A light-based wireless communication network developed by Edinburgh-based mobile communication specialist pureLiFi could become an essential tool for Government and business in combating terrorism and cyber crime.
The pureLiFi system offers a new and secure way of exchanging information over networks, using light rather than radio waves to communicate between devices.
The new light-based communication technology, known as Li-Fi, could provide a substantially increased solution to enhance data security for businesses seeking to improve data protection – from Government and defence organisations through to financial, public sector, pharmaceutical or any ‘high data risk’ industries.

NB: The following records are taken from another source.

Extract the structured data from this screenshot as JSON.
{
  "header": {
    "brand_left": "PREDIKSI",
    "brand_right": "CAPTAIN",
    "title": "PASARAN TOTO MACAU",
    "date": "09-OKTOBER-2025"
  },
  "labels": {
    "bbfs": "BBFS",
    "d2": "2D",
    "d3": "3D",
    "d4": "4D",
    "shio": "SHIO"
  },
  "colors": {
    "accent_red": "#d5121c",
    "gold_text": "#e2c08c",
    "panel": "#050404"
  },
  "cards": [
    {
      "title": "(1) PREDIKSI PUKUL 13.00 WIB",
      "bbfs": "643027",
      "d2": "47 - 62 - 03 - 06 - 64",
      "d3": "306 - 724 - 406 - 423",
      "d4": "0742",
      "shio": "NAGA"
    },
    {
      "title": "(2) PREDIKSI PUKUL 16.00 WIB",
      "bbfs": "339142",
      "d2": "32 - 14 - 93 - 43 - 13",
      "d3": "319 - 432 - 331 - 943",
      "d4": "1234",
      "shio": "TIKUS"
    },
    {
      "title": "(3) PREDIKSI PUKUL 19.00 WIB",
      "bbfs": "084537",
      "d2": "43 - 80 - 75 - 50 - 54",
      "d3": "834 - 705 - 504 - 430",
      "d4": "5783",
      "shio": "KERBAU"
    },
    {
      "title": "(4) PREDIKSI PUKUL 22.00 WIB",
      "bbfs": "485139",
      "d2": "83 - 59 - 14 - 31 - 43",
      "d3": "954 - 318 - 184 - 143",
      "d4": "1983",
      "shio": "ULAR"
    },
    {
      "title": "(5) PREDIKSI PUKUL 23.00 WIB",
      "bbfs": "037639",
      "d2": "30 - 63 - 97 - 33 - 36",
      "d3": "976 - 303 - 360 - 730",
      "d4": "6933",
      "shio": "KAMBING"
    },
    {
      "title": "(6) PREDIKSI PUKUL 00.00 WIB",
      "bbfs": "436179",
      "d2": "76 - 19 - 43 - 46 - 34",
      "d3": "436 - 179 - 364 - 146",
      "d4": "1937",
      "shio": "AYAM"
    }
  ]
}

Professor Harald Haas, pureLifi’s inventor and Chief Scientific Officer, commented: “Unlike existing wireless systems whose security vulnerabilities have received extensive media coverage in recent months, pureLiFi’s systems are almost impossible to intercept.”

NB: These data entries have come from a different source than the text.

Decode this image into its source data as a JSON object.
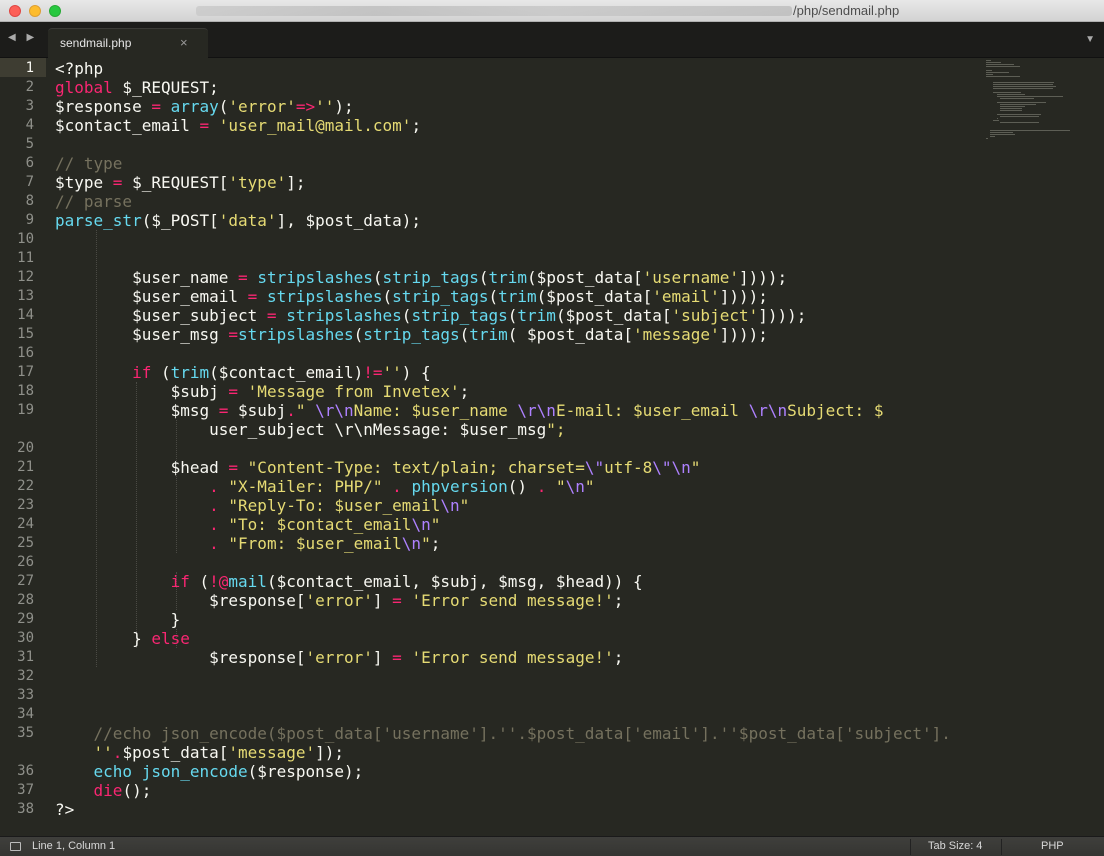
{
  "window": {
    "title_path": "/php/sendmail.php"
  },
  "tabs": [
    {
      "label": "sendmail.php",
      "close": "×"
    }
  ],
  "nav": {
    "arrows": "◀ ▶",
    "menu": "▼"
  },
  "editor": {
    "line_numbers": [
      "1",
      "2",
      "3",
      "4",
      "5",
      "6",
      "7",
      "8",
      "9",
      "10",
      "11",
      "12",
      "13",
      "14",
      "15",
      "16",
      "17",
      "18",
      "19",
      "",
      "20",
      "21",
      "22",
      "23",
      "24",
      "25",
      "26",
      "27",
      "28",
      "29",
      "30",
      "31",
      "32",
      "33",
      "34",
      "35",
      "",
      "36",
      "37",
      "38"
    ],
    "active_line": 1,
    "code_lines": [
      "<?php",
      "global $_REQUEST;",
      "$response = array('error'=>'');",
      "$contact_email = 'user_mail@mail.com';",
      "",
      "// type",
      "$type = $_REQUEST['type'];",
      "// parse",
      "parse_str($_POST['data'], $post_data);",
      "",
      "",
      "        $user_name = stripslashes(strip_tags(trim($post_data['username'])));",
      "        $user_email = stripslashes(strip_tags(trim($post_data['email'])));",
      "        $user_subject = stripslashes(strip_tags(trim($post_data['subject'])));",
      "        $user_msg =stripslashes(strip_tags(trim( $post_data['message'])));",
      "",
      "        if (trim($contact_email)!='') {",
      "            $subj = 'Message from Invetex';",
      "            $msg = $subj.\" \\r\\nName: $user_name \\r\\nE-mail: $user_email \\r\\nSubject: $",
      "                user_subject \\r\\nMessage: $user_msg\";",
      "",
      "            $head = \"Content-Type: text/plain; charset=\\\"utf-8\\\"\\n\"",
      "                . \"X-Mailer: PHP/\" . phpversion() . \"\\n\"",
      "                . \"Reply-To: $user_email\\n\"",
      "                . \"To: $contact_email\\n\"",
      "                . \"From: $user_email\\n\";",
      "",
      "            if (!@mail($contact_email, $subj, $msg, $head)) {",
      "                $response['error'] = 'Error send message!';",
      "            }",
      "        } else",
      "                $response['error'] = 'Error send message!';",
      "",
      "",
      "",
      "    //echo json_encode($post_data['username'].''.$post_data['email'].''$post_data['subject'].",
      "    ''.$post_data['message']);",
      "    echo json_encode($response);",
      "    die();",
      "?>"
    ]
  },
  "status": {
    "position": "Line 1, Column 1",
    "tab_size": "Tab Size: 4",
    "syntax": "PHP"
  },
  "colors": {
    "background": "#272822",
    "keyword": "#f92672",
    "function": "#66d9ef",
    "string": "#e6db74",
    "comment": "#75715e",
    "constant": "#ae81ff"
  }
}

By exploiting specific properties of light, the Li-Fi system prevents both sides of the communications link being intercepted.
Professor Haas continued: “Let us consider what Li-Fi means for the security of public and corporate Internet access. Wi-Fi signals propagate in all directions and pass through walls and all data within range can be recorded. As Li-Fi signals travel in directional beams between an access point and a terminal, and vice versa, a potential interceptor would need to be in the overlapping space of both light beams. Even an unencrypted Li-Fi access point provides better security than Wi-Fi.”
He added: “Li-Fi removes the uncertainty of joining a network. In a typical Li-Fi installation, ceiling lights which transmit and receive the data are part of the premises and this creates a chain of accountability for the security of the users’ data. The inherent security advantages of Li-Fi, and the accountability that it offers, provide a supplement to the emerging need for greater data security and responsibility.”
Additional layer of data security
Li-Fi is unlikely to replace Wi-Fi or 4G. Rather, it’s intended to provide a complimentary solution as well as an additional layer of data security and communications for organisations or individuals.
Businesses have already shown great feedback to pureLiFi’s first product, Li-1st. The Li-1st system has been trialled within a number of organisations, with interested sectors including underwater communications, hazardous environments, telecoms, finance, aircraft manufacturing and more.
“In fact, pureLiFi has recently undergone a second production run of the Li-1st system due to the high demand,” explained Professor Haas.
Technical development of the pureLiFi system in the coming months will focus on higher data rates, reduced power consumption and miniaturisation. The fully mobile and networked solution (Li-Flame) will be released in the second half of 2014.
The differences between Li-Fi and conventional Wi-Fi at a glance:
* Conventional Wi-Fi travels in all directions
* Li-Fi travels in just one direction
* Conventional Wi-Fi permeates structures including walls
* Li-Fi can only be accessed in rooms/buildings fitted with the necessary technology
* Conventional Wi-Fi allows an attacker to hear both sides of a conversation
* In the unlikely event that an attacker intercepts the Li-Fi signal, he only ‘hears’ one side of the conversation.
Further information on pureLiFi
pureLiFi is a communications technology company formed in 2012, as a spin-out from the University of Edinburgh, to create OEM components, including Li-Fi drivers and receivers.
Visible Light Communication (VLC) is the use of visible light to transmit data wirelessly.
Li-Fi – a term coined by pureLiFi’s Chief Science Officer and ‘father of Li-Fi’, Professor Haas – is a technology based on VLC that provides high speed, bidirectional and full networking capabilities similar to Wi-Fi but with significantly greater spatial reuse of bandwidth.
For more information visit: http://www.purelifi.com